Google, Mozilla, Microsoft
Google Chrome, Firefox, and Microsoft Edge browsers are all old enough that they’re reaching version 100 soon. And while that may not sound like a big deal, that version numbers could cause a Y2K for web browsers and break all of our favorite websites, as the internet isn’t quite ready to handle those big numbers yet.
For those that don’t remember the Y2K bug, back in 1999, researchers realized that most computers based their clocks on the last two digits of a year, and on January 1st, would think that the year 2000 is 1900. It was a huge mess, but global software initiatives saved the day.
Now, web browsers of today could be facing a somewhat similar situation. The inevitable move to version 100 may result in bugs or compatibility issues on some websites not ready to read triple-digit user-agent strings. Until now, these strings of code only contained two digits, and it turns out that tons of websites won’t be able to read three, which may cause several bugs and problems.
“When browsers first reached version 10 a little over 12 years ago, many issues were discovered with User-Agent parsing libraries as the major version number went from one digit to two,” explains the developer team at Mozilla. We could face something similar later this year.
As a result, Mozilla has put a ton of effort behind the scenes to fix it. Plus, along with Google, have reportedly been issuing warnings to web developers for months.
Both Chrome and Edge will reach browser version 100 in March, followed by Firefox in May. As explained by BleepingComputer, a user-agent is a string used by a web browser that shares info about the software, including the browser name, its version number, and the technology it uses. When you visit a website, the browser’s user-agent is sent along with the request for a web page. This allows the web page to check the visitor’s browser version and modify its response based on the features the browser supports. If websites aren’t able to read this string, they may not work at all, or at least be severely broken.
Chrome and Mozilla teams have been running tests looking for breakages or finding a solution, and there’s currently a short-running list of issues. According to Engadget, a few large sites are affected including HBO Go, Bethesda, and Yahoo.
A Temporary Solution
Web developers can enable a special flag in current Chrome, Edge, and Firefox versions to make the browsers report as version 100. This way they can check for problems or help find a fix. Considering Chrome version 100 won’t come out until March 29th and Firefox v100 on May 3rd, developers still have some time.

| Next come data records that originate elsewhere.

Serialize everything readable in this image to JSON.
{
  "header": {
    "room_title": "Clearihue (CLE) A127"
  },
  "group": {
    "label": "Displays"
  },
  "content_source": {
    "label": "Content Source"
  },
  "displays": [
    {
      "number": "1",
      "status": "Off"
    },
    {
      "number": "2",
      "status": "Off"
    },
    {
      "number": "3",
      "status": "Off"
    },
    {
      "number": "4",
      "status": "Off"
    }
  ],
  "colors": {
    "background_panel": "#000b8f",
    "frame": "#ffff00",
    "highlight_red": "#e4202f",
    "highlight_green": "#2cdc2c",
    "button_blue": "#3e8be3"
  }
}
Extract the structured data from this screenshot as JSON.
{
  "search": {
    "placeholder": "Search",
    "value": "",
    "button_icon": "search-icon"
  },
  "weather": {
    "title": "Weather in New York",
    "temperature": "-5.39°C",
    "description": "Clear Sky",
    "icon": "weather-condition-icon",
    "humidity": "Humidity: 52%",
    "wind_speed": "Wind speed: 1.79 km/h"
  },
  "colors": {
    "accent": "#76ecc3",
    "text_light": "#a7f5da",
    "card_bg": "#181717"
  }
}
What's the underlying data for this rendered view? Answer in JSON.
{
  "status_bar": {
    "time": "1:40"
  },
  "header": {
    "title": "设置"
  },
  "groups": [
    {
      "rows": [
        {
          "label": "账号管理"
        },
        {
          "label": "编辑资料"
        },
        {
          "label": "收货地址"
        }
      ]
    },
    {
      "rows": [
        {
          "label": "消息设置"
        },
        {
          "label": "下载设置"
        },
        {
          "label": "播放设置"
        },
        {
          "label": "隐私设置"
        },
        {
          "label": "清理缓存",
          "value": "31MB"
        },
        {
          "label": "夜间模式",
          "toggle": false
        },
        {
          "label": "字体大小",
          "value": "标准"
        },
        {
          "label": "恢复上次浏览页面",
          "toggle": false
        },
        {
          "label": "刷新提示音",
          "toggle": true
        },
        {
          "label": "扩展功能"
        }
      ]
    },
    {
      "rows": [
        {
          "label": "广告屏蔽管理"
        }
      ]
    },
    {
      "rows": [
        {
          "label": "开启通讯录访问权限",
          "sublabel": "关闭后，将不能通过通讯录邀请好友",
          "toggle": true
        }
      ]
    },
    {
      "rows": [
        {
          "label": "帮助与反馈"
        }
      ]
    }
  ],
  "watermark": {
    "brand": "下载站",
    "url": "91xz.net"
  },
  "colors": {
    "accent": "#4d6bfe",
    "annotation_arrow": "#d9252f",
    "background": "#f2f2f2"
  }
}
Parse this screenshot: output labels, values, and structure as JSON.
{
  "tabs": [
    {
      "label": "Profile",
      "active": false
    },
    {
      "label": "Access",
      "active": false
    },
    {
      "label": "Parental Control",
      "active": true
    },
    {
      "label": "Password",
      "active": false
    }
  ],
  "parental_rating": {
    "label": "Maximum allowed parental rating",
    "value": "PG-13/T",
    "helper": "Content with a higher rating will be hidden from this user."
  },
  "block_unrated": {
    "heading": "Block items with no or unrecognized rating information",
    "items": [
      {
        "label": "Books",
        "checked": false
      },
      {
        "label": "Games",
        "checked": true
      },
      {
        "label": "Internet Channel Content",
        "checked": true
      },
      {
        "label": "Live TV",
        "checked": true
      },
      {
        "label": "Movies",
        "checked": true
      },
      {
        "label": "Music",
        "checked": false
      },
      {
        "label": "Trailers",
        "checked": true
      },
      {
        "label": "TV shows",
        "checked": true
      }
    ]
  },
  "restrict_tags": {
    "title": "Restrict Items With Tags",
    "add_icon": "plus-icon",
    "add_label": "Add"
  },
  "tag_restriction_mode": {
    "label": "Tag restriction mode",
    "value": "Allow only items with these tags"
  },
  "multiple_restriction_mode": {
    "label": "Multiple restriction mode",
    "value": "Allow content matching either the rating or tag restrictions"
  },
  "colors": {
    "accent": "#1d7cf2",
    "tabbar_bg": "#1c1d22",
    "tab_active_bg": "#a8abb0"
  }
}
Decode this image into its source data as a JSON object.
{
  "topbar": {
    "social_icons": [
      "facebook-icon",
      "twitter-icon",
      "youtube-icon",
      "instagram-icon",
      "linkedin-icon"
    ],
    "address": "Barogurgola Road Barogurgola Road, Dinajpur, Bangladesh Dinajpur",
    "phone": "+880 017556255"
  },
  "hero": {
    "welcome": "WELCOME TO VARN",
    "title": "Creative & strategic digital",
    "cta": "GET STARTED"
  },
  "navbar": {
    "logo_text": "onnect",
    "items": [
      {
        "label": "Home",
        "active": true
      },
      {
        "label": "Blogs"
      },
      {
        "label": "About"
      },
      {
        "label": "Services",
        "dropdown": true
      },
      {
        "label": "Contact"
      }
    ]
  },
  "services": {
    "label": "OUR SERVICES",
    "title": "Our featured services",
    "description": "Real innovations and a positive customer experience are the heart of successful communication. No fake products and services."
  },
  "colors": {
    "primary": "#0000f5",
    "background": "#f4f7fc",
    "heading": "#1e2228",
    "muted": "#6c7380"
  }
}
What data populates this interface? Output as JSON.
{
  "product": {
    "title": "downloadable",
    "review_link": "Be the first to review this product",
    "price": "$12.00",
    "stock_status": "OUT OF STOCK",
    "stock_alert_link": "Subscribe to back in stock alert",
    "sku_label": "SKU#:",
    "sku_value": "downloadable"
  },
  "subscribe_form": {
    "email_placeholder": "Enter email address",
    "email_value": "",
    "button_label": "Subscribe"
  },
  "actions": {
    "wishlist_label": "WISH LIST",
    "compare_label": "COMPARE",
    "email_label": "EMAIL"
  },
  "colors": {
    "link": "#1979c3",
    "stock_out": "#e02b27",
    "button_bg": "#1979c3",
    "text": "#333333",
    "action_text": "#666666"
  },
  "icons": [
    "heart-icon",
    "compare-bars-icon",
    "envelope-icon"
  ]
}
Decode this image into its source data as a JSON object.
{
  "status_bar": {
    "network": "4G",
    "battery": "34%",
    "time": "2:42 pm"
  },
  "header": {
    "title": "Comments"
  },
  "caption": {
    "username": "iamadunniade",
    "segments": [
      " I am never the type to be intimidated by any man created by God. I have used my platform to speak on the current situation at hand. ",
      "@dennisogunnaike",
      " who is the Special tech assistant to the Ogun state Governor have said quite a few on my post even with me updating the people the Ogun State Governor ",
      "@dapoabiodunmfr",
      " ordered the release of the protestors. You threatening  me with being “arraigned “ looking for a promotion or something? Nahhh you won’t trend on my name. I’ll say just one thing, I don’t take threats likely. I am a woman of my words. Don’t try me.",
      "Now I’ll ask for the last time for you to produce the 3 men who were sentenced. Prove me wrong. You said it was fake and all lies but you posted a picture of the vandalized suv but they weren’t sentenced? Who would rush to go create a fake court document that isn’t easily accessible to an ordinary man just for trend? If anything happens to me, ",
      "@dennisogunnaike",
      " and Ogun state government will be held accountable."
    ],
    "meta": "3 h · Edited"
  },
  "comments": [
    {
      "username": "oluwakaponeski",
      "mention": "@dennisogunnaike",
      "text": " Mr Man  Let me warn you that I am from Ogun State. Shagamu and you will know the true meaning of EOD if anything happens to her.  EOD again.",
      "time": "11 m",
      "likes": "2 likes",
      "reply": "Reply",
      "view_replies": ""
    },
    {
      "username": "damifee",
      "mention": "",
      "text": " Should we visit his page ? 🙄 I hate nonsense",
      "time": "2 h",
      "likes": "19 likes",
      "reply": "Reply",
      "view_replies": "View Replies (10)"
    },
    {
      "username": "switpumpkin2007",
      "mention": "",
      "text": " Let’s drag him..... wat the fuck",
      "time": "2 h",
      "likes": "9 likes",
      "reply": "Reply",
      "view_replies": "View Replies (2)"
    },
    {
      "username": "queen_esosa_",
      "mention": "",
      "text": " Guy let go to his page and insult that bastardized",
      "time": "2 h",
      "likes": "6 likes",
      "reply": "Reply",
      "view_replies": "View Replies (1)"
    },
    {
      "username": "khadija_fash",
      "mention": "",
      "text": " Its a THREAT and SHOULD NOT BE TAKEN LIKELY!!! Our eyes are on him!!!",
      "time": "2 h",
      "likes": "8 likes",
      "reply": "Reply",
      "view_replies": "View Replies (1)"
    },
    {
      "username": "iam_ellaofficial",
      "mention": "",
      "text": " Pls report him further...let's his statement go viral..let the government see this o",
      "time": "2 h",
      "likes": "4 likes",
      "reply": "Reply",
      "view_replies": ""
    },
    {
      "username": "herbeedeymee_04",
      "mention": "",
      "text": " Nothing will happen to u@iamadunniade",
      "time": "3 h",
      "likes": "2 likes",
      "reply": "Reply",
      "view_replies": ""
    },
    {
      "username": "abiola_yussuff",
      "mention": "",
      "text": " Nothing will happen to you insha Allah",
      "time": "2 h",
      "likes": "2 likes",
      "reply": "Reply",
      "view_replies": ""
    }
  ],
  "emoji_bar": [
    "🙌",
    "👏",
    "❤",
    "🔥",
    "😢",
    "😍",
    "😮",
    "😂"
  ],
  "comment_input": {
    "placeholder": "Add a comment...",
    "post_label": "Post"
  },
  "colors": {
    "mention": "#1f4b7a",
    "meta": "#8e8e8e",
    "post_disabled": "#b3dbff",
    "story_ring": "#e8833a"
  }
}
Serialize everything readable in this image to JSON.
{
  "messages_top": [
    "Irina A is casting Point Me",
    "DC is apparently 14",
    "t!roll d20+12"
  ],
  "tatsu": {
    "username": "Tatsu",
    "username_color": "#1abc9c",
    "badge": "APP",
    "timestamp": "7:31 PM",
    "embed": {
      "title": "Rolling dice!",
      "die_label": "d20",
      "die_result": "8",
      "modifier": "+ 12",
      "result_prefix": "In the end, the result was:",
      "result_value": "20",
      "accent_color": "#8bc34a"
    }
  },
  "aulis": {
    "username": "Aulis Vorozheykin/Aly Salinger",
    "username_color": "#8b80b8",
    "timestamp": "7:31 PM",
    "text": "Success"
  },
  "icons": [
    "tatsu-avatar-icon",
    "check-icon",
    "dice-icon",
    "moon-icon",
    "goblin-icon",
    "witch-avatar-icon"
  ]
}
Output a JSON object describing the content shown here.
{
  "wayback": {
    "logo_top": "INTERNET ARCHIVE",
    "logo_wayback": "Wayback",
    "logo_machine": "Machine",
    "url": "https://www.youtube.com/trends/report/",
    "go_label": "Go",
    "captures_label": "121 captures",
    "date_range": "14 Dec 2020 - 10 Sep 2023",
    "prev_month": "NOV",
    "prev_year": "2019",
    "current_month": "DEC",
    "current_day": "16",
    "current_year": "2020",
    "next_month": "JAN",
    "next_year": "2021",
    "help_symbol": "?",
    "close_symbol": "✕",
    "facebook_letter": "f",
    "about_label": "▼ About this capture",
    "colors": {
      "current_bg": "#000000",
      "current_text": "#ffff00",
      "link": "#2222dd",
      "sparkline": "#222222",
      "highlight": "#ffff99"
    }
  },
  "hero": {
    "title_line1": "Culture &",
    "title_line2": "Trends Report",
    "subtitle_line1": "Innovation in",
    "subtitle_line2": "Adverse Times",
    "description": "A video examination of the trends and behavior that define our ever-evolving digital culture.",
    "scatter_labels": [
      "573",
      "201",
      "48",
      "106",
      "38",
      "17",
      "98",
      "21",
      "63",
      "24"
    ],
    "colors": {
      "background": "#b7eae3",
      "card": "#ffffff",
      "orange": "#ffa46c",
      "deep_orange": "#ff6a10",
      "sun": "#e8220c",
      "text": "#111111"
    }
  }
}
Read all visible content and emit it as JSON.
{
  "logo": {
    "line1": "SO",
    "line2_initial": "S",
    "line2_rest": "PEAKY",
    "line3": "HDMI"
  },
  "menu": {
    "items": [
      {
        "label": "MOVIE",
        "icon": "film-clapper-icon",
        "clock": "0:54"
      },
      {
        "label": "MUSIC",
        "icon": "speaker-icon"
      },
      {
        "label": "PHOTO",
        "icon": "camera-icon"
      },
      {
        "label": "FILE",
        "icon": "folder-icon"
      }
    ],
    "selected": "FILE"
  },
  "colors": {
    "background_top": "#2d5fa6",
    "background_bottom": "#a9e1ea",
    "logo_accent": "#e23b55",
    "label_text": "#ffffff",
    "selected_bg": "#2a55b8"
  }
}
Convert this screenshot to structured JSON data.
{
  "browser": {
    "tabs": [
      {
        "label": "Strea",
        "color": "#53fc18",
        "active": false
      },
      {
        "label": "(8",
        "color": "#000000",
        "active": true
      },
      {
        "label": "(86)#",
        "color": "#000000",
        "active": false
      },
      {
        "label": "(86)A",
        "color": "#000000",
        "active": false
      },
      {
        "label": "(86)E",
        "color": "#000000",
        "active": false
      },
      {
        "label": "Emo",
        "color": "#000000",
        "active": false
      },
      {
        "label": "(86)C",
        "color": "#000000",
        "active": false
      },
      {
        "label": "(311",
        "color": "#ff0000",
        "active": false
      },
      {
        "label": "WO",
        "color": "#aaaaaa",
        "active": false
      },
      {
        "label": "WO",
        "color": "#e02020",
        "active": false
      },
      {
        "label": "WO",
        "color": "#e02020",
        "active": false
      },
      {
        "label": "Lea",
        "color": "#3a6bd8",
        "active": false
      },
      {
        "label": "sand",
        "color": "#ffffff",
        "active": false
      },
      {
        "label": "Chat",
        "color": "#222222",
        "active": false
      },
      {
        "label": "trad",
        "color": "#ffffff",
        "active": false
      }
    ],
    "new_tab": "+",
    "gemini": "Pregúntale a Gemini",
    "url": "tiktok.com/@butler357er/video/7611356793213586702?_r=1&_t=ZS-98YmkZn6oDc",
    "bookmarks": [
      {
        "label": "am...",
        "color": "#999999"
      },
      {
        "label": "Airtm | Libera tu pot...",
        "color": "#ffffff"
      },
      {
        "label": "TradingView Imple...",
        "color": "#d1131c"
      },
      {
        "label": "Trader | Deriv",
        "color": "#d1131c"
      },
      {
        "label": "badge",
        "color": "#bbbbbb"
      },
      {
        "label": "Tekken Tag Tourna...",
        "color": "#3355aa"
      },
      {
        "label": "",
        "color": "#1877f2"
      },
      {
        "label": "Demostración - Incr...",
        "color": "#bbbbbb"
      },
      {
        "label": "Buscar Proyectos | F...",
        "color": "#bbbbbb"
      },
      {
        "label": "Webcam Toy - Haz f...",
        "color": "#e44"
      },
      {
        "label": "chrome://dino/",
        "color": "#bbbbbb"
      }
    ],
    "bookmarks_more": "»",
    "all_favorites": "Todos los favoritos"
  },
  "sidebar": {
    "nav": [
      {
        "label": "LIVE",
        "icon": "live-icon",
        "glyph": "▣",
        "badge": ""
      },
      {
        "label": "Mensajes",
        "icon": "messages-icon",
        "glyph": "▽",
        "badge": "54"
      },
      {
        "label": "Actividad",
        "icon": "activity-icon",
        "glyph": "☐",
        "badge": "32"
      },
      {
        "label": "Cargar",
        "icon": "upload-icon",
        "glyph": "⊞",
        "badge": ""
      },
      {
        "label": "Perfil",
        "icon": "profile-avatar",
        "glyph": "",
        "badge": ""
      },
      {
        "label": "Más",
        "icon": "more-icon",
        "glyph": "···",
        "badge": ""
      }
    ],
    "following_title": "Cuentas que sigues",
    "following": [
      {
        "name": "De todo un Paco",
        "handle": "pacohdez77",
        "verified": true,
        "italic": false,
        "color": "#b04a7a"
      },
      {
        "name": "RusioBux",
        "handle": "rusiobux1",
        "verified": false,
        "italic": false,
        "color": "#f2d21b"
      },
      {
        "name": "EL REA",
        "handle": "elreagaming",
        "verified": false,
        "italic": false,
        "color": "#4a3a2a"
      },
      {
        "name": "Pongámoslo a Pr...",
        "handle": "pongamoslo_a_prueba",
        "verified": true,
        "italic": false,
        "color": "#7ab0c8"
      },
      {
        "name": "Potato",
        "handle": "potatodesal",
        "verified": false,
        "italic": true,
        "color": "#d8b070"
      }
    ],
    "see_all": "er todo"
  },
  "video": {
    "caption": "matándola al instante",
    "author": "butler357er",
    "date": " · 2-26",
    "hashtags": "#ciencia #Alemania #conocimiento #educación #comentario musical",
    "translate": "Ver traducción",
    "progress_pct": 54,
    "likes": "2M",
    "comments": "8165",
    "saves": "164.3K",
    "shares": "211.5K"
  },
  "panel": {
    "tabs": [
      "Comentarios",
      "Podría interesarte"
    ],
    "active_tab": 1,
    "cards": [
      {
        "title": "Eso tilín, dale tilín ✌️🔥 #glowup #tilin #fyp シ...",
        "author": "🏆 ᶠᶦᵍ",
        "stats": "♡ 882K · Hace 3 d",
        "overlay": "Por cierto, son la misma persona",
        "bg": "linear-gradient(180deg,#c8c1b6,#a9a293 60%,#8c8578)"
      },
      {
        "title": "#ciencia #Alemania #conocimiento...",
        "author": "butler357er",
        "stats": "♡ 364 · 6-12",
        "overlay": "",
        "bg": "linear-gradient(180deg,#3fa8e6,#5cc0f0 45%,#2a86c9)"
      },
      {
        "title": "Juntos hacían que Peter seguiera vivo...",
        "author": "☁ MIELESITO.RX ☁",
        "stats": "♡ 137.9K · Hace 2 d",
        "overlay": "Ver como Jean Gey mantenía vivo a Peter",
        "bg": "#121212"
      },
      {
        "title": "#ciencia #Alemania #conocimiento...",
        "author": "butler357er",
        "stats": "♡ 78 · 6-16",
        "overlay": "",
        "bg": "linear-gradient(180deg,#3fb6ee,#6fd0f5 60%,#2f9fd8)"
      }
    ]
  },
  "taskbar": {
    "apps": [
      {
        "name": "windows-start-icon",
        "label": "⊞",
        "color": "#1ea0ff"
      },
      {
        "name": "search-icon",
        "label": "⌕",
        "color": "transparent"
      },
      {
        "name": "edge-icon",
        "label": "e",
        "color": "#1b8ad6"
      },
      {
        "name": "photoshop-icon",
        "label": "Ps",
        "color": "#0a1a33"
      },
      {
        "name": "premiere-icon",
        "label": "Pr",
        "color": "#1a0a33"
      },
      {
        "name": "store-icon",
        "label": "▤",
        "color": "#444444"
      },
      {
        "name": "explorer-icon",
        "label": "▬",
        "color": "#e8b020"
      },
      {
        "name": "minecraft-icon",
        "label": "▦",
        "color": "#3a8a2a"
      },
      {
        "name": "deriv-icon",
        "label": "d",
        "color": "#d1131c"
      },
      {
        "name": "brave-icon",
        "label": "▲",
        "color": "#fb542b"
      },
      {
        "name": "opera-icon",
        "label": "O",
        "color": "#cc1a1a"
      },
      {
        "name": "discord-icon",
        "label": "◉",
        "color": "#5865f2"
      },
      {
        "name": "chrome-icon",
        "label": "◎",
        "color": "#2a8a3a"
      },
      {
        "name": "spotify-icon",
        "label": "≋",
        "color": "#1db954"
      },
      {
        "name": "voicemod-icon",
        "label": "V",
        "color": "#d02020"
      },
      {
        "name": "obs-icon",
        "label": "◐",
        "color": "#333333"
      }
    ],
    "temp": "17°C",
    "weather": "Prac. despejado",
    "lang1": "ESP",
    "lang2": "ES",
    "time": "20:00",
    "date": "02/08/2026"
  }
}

For now, the backup plan or temporary solution is to freeze version numbers at 99 to mitigate any issues, especially if changes aren’t successful in solving the upcoming problem. Or, issue hotfix updates on the fly to change the code for affected websites. So, if the internet starts “breaking” for you in late March or early May, now you know why.
Article From: HowToGeek